I would like every record reproduced exactly, with the pictures left out.

-- Opening Marker --

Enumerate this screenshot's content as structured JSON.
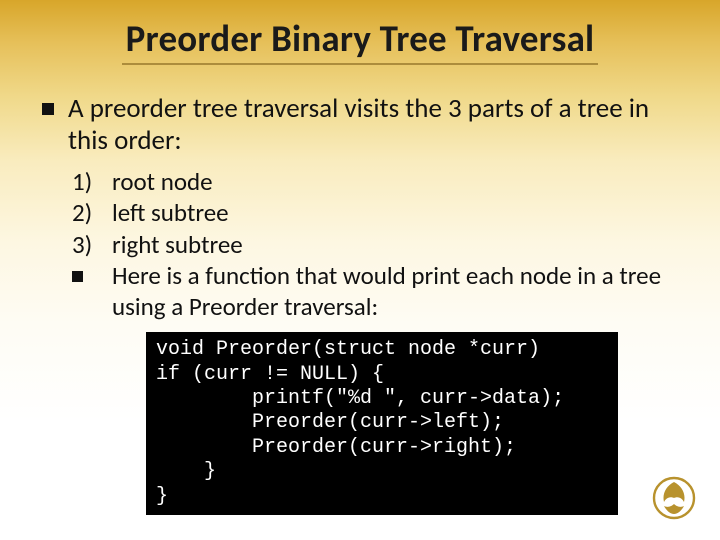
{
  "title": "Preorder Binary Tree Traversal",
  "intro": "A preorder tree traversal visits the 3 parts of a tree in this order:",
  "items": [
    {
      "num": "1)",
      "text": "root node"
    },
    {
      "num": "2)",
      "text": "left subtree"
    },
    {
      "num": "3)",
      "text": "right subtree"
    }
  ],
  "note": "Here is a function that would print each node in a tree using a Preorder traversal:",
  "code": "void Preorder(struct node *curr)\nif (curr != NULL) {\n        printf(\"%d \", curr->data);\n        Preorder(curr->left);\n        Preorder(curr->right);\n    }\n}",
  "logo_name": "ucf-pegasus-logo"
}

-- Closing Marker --

**RESPONSE:**
Enumerate this screenshot's content as structured JSON.
{
  "title": "Preorder Binary Tree Traversal",
  "intro": "A preorder tree traversal visits the 3 parts of a tree in this order:",
  "items": [
    {
      "num": "1)",
      "text": "root node"
    },
    {
      "num": "2)",
      "text": "left subtree"
    },
    {
      "num": "3)",
      "text": "right subtree"
    }
  ],
  "note": "Here is a function that would print each node in a tree using a Preorder traversal:",
  "code": "void Preorder(struct node *curr)\nif (curr != NULL) {\n        printf(\"%d \", curr->data);\n        Preorder(curr->left);\n        Preorder(curr->right);\n    }\n}",
  "logo_name": "ucf-pegasus-logo"
}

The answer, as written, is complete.